**Instructions for the task:** Copy the full listing exactly, word for word.

** Entries supplied follows **

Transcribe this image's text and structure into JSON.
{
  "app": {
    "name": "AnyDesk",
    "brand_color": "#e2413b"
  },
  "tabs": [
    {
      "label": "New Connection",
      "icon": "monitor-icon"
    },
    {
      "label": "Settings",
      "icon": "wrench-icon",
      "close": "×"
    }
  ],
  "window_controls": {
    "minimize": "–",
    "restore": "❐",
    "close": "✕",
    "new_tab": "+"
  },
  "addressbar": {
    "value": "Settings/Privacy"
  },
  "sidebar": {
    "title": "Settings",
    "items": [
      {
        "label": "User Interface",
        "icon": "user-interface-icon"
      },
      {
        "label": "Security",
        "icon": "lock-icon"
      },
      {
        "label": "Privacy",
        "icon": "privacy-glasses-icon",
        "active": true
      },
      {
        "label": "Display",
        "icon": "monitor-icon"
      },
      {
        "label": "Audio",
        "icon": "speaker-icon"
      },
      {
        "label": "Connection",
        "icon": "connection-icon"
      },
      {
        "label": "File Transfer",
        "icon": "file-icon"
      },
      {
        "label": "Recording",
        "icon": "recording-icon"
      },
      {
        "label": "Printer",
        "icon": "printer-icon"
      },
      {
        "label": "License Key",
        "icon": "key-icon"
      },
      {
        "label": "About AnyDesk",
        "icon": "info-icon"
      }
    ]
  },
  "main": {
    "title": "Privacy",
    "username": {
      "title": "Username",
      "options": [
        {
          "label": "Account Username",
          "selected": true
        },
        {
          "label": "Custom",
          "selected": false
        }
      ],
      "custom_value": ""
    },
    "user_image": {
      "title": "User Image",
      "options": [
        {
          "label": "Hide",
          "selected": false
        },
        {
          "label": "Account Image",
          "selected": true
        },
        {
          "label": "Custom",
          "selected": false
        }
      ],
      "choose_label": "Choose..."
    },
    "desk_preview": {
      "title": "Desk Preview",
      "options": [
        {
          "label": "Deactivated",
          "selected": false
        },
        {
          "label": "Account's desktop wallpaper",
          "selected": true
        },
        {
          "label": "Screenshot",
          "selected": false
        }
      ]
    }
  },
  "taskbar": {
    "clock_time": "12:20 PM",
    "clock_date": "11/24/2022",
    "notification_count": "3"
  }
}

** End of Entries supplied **

**Solved exercise:**
Transcribe this image's text and structure into JSON.
{
  "app": {
    "name": "AnyDesk",
    "brand_color": "#e2413b"
  },
  "tabs": [
    {
      "label": "New Connection",
      "icon": "monitor-icon"
    },
    {
      "label": "Settings",
      "icon": "wrench-icon",
      "close": "×"
    }
  ],
  "window_controls": {
    "minimize": "–",
    "restore": "❐",
    "close": "✕",
    "new_tab": "+"
  },
  "addressbar": {
    "value": "Settings/Privacy"
  },
  "sidebar": {
    "title": "Settings",
    "items": [
      {
        "label": "User Interface",
        "icon": "user-interface-icon"
      },
      {
        "label": "Security",
        "icon": "lock-icon"
      },
      {
        "label": "Privacy",
        "icon": "privacy-glasses-icon",
        "active": true
      },
      {
        "label": "Display",
        "icon": "monitor-icon"
      },
      {
        "label": "Audio",
        "icon": "speaker-icon"
      },
      {
        "label": "Connection",
        "icon": "connection-icon"
      },
      {
        "label": "File Transfer",
        "icon": "file-icon"
      },
      {
        "label": "Recording",
        "icon": "recording-icon"
      },
      {
        "label": "Printer",
        "icon": "printer-icon"
      },
      {
        "label": "License Key",
        "icon": "key-icon"
      },
      {
        "label": "About AnyDesk",
        "icon": "info-icon"
      }
    ]
  },
  "main": {
    "title": "Privacy",
    "username": {
      "title": "Username",
      "options": [
        {
          "label": "Account Username",
          "selected": true
        },
        {
          "label": "Custom",
          "selected": false
        }
      ],
      "custom_value": ""
    },
    "user_image": {
      "title": "User Image",
      "options": [
        {
          "label": "Hide",
          "selected": false
        },
        {
          "label": "Account Image",
          "selected": true
        },
        {
          "label": "Custom",
          "selected": false
        }
      ],
      "choose_label": "Choose..."
    },
    "desk_preview": {
      "title": "Desk Preview",
      "options": [
        {
          "label": "Deactivated",
          "selected": false
        },
        {
          "label": "Account's desktop wallpaper",
          "selected": true
        },
        {
          "label": "Screenshot",
          "selected": false
        }
      ]
    }
  },
  "taskbar": {
    "clock_time": "12:20 PM",
    "clock_date": "11/24/2022",
    "notification_count": "3"
  }
}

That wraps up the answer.